Angela Dykstra was excited to see eggs for sale at the local farmers market. They reminded her of collecting eggs from her grandmother’s chicken coop as a child: “Back then no one cared if they were free-range. That was just the normal way of raising chickens.” Now, Dykstra buys eggs from a local grocery store. She looks for sales but says she often buys cage-free eggs because nutrition is important to her.

To see the official distinctions, we checked with the U.S. Department of Agriculture. It defines cage-free eggs as those “produced by hens housed in a building, room, or enclosed area that allows for unlimited access to food, water, and provides the freedom to roam within the area during the laying cycle.” Cage-free chickens normally spend their lives indoors.

As caretakers of creation, we are responsible for the animals under our care.

The USDA defines free-range eggs as those “produced by hens housed in a building, room, or area that allows for unlimited access to food, water, and continuous access to the outdoors during their laying cycle.” Free-range chickens can go outside anytime. They may not have a lot of room in which to move around, though.

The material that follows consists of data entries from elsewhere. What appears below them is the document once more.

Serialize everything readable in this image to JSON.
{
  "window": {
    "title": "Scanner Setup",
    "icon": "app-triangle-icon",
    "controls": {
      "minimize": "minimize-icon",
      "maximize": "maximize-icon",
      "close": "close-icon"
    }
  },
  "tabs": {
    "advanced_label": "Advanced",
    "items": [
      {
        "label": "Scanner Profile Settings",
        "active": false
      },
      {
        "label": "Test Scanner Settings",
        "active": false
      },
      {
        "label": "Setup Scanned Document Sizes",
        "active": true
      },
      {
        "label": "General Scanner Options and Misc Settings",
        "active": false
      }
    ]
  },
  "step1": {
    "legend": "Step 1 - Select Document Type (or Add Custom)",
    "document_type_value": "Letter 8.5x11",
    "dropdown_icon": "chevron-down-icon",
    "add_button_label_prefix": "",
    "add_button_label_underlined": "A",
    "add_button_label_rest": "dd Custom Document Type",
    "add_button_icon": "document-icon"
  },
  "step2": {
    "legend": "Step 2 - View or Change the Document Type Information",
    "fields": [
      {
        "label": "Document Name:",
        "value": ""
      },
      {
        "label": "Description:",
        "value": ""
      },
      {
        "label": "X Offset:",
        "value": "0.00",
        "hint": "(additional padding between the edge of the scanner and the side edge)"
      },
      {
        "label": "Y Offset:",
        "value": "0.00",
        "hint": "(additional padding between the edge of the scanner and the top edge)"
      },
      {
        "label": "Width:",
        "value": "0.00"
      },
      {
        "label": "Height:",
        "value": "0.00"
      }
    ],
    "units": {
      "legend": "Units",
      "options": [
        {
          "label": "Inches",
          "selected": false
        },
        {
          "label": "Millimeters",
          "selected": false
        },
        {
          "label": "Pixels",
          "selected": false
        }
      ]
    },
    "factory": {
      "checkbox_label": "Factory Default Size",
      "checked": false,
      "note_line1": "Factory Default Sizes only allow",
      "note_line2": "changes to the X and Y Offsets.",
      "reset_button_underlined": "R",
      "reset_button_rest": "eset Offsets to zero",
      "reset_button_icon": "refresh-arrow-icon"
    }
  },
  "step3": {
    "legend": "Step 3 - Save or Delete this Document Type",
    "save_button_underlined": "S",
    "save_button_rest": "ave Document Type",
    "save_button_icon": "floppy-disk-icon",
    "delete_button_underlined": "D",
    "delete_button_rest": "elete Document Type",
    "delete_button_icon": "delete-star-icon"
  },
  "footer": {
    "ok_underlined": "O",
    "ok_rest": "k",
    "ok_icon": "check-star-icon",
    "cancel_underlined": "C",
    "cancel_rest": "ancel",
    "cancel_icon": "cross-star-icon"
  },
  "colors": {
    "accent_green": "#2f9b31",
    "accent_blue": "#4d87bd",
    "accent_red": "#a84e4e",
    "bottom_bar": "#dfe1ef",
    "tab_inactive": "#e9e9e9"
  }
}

Dordt professor Olthoff says Christians are right to be concerned about animal welfare: Both battery cages and cage-free systems have problems. He says we need to consider the big picture: that as caretakers of creation, we are responsible for the animals under our care. That means we should understand their natural processes, such as pecking, and form systems that take those into account.

Olthoff says better solutions exist, including a system called “enhanced colony.” It houses a group of chickens in one large cage. That allows them to develop a natural hierarchy, and cuts down on the chaos of uncaged systems. State laws and corporate pledges, though, eliminate cages of all types, so “enhanced colony” is currently a no-go.

Versova president Dean wishes people had a better understanding of agriculture and how complex the issues are: “I don’t sit back here and twiddle my mustache and mwahaha, you know. I mean, we’re trying to produce food. Economical food. I love the fact that we touch so many food plates every day. I love being in food production. … Every single day I think about how to do better.”

An organic cage-free poul​try farm in Lancaster County, Pa.​

An organic cage-free poul​try farm in Lancaster County, Pa.​ Christopher Lamarca/Redux

Cage-Free Movement Timeline


Underground videos and direct action.


Movement for a federal law prohibiting battery cages falls apart.


California’s Proposition 2 takes effect. Aramark, which services college cafeterias, establishes a cage-free policy. Costco pledges to go cage-free. McDonald’s pledges to go cage-free in North America.


Massachusetts passes a cage-free law. Safeway, Kroger, Albert­sons, Walmart, and Sodexo pledge to go cage-free.


Rhode Island, Washington, Oregon, Michigan, Colorado, and Utah pass cage-free laws.


Massachusetts and California (Proposition 12) cage-free laws scheduled to go into effect.


Oregon, Washington, and Michigan laws scheduled to go into effect.


Utah and Colorado laws scheduled to go into effect.


Rhode Island law scheduled to go into effect.

—Chloe Baker, Grace Kenyon, and Stephanie Morton are new World Journalism Institute graduates

Chloe Baker

Chloe Baker is a graduate of the World Journalism Institute.

Grace Kenyon

Grace Kenyon is a graduate of the World Journalism Institute.

Stephanie Morton

Stephanie Morton is a graduate of the World Journalism Institute.

Susan Olasky

Susan is a former WORLD book reviewer, story coach, feature writer, and editor. She has authored eight historical novels for children and resides with her husband, Marvin, in Austin, Texas.



Please wait while we load the latest comments...